— Assignment —
Scan the listing for the word "title", and copy out each line where it is found.

— Provided data —
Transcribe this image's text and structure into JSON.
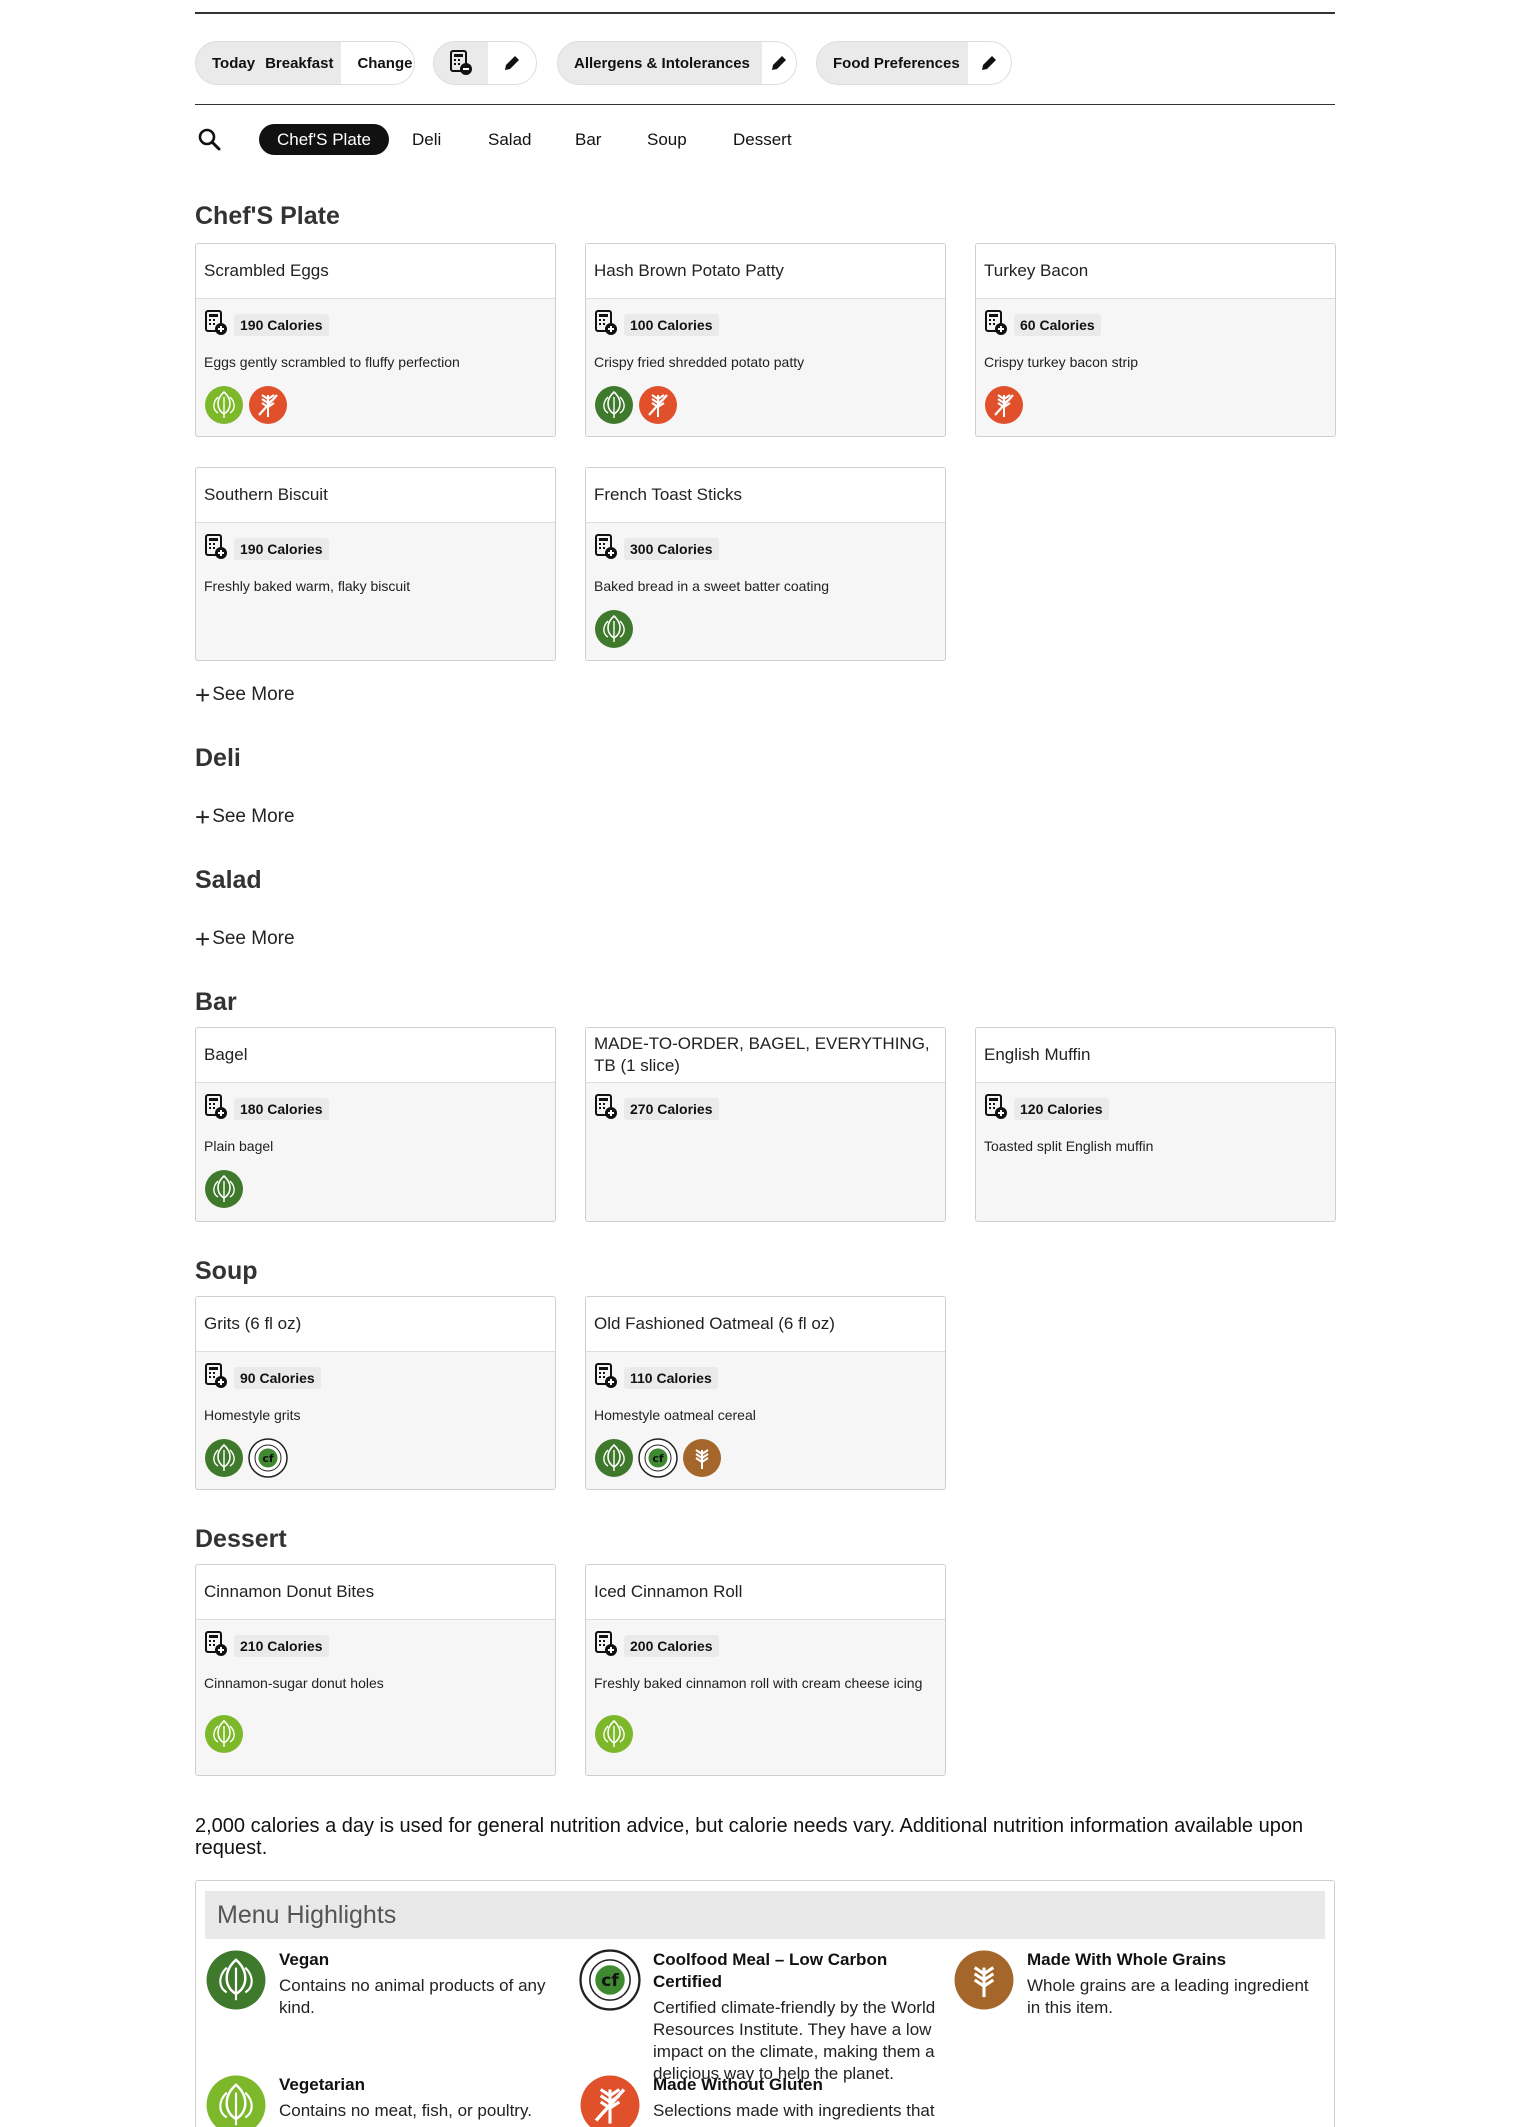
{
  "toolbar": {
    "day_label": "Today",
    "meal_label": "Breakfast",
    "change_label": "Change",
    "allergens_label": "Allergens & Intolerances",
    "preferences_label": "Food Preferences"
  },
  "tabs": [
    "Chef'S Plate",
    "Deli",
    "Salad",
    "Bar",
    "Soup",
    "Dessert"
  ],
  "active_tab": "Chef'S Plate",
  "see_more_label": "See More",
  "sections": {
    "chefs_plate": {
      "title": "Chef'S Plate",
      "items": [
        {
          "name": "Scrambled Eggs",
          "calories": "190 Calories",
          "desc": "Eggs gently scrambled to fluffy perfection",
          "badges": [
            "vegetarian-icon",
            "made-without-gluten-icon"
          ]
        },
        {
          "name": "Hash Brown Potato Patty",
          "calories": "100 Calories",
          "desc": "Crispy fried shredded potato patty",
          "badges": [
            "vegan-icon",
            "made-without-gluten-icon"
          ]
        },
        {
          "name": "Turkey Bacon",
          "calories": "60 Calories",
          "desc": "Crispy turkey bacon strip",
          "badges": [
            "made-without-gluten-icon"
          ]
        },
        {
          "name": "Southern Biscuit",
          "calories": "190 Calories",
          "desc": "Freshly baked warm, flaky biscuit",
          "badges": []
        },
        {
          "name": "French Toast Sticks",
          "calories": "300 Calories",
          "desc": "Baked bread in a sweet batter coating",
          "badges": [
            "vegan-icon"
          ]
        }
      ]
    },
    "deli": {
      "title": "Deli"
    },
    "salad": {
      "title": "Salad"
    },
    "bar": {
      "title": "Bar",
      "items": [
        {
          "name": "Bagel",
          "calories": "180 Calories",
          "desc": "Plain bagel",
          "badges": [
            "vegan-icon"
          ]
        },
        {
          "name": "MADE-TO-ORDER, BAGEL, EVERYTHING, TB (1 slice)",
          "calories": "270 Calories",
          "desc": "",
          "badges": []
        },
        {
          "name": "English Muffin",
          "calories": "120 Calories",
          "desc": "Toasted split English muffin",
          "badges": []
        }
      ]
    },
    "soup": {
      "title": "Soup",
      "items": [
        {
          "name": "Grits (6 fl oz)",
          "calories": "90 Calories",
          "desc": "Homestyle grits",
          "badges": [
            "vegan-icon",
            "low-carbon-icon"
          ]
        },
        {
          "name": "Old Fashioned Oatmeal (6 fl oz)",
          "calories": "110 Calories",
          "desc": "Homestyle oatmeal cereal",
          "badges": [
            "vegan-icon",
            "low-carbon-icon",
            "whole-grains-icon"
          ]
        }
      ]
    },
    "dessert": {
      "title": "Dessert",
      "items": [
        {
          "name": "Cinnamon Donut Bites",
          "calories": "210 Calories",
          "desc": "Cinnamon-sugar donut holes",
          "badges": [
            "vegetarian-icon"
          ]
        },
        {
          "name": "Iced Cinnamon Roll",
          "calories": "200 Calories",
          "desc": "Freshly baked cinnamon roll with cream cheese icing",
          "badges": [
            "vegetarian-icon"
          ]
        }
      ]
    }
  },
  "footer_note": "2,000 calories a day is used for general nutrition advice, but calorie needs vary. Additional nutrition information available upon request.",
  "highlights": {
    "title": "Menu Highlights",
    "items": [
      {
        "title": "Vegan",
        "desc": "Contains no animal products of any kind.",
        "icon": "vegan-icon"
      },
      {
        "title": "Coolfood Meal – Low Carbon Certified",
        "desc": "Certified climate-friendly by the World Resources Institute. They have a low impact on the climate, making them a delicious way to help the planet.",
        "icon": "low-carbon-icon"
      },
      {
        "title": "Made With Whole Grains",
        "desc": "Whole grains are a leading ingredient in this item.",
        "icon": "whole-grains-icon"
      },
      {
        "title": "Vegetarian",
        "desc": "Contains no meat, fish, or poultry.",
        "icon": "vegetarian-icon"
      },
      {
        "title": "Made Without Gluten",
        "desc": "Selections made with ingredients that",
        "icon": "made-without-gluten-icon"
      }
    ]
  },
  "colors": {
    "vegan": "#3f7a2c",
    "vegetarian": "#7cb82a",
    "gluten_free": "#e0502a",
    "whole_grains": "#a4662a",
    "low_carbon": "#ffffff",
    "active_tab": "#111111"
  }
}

— Expected answer —
      "title": "Chef'S Plate",
      "title": "Deli"
      "title": "Salad"
      "title": "Bar",
      "title": "Soup",
      "title": "Dessert",
    "title": "Menu Highlights",
        "title": "Vegan",
        "title": "Coolfood Meal – Low Carbon Certified",
        "title": "Made With Whole Grains",
        "title": "Vegetarian",
        "title": "Made Without Gluten",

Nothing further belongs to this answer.